Forced change

McAfee Advanced Threat Research (ATR) team has been tracking the relatively new Babuk ransomware, which has targeted at least five major businesses in 2021. 

According to the researchers, the ransomware is written in the open source Go programming language, which enables the threat actors to have a single codebase that can be compiled under different operating systems.

In their technical analysis of the Babulk ransomware, the researchers unravel its poorly designed decryptor, which they believe is the main reason behind the threat actor switching strategies. 

The researchers claim that Babuk has itself shared its intentions to cease its ransomware operations and move to a different business model built around data exfiltration, in its website on the dark web.

Moving from a pure encryption, on to a double-extortion scheme, the researchers conclude that “it is interesting to see threat actors now moving towards a scheme where their sole source of pressure to extort victims is the exfiltration of sensitive data.” 

Mayank Sharma

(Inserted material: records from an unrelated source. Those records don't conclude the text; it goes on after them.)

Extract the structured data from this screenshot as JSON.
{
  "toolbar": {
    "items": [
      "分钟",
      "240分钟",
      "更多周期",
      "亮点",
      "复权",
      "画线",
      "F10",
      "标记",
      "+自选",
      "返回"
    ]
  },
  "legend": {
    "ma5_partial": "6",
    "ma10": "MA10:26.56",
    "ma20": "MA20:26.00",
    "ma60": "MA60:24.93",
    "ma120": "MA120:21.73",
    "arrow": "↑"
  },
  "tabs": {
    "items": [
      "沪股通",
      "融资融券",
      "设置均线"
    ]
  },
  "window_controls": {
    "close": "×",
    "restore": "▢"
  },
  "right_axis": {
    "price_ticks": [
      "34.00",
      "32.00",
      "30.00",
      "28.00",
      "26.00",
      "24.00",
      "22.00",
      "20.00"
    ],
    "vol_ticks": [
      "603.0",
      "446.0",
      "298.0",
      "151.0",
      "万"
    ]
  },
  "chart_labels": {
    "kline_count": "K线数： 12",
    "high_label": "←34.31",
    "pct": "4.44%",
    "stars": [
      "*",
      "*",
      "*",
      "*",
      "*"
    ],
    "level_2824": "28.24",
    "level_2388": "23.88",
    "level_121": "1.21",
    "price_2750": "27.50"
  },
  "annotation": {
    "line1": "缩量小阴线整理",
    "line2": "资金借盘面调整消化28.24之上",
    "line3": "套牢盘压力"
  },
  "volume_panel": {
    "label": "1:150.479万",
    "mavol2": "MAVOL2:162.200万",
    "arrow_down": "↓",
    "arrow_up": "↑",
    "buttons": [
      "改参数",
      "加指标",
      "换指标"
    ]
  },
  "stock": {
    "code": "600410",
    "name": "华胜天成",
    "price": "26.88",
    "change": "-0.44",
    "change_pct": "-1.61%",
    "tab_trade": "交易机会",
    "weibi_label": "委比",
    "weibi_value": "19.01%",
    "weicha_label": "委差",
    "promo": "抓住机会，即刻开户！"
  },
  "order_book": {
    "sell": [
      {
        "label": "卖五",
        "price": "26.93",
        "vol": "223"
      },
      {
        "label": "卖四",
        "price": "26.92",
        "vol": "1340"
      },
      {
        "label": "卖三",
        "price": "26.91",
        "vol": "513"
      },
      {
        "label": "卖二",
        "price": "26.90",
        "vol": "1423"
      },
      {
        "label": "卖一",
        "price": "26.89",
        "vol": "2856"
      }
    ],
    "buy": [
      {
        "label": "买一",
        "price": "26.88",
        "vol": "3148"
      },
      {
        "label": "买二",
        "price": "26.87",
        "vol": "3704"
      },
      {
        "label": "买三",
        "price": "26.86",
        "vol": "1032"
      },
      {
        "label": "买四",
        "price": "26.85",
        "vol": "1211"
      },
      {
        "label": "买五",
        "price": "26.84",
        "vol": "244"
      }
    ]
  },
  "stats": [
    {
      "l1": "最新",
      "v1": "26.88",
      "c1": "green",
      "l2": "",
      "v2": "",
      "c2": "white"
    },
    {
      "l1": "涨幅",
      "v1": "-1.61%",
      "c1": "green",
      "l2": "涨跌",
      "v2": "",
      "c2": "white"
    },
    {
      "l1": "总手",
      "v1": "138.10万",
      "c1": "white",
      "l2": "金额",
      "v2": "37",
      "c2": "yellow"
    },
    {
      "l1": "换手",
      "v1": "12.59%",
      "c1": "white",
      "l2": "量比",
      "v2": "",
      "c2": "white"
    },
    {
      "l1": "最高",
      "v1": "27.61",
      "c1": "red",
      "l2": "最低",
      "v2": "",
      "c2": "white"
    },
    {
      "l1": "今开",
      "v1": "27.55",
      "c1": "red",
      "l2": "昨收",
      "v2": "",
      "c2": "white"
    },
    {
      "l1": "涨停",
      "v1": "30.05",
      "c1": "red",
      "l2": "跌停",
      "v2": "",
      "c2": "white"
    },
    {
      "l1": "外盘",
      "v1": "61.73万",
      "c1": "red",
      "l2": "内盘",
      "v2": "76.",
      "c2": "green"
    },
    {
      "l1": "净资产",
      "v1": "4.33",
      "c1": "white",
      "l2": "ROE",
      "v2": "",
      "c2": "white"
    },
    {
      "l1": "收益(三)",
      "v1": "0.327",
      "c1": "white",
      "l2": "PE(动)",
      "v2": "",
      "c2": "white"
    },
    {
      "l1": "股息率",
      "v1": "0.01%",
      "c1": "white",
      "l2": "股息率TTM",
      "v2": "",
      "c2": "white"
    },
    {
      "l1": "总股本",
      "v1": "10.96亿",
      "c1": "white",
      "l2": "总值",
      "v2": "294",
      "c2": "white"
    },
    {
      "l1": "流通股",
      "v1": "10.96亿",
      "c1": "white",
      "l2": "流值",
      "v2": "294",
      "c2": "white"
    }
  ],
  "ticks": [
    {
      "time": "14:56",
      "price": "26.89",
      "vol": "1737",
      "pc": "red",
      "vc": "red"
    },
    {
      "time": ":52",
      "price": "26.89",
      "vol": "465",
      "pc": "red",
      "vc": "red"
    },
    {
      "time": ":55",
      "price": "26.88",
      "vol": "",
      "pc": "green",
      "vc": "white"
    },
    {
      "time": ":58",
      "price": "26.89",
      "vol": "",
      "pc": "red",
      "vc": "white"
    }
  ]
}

With almost two decades of writing and reporting on Linux, Mayank Sharma would like everyone to think he’s TechRadar Pro’s expert on the topic. Of course, he’s just as interested in other computing topics, particularly cybersecurity, cloud, containers, and coding.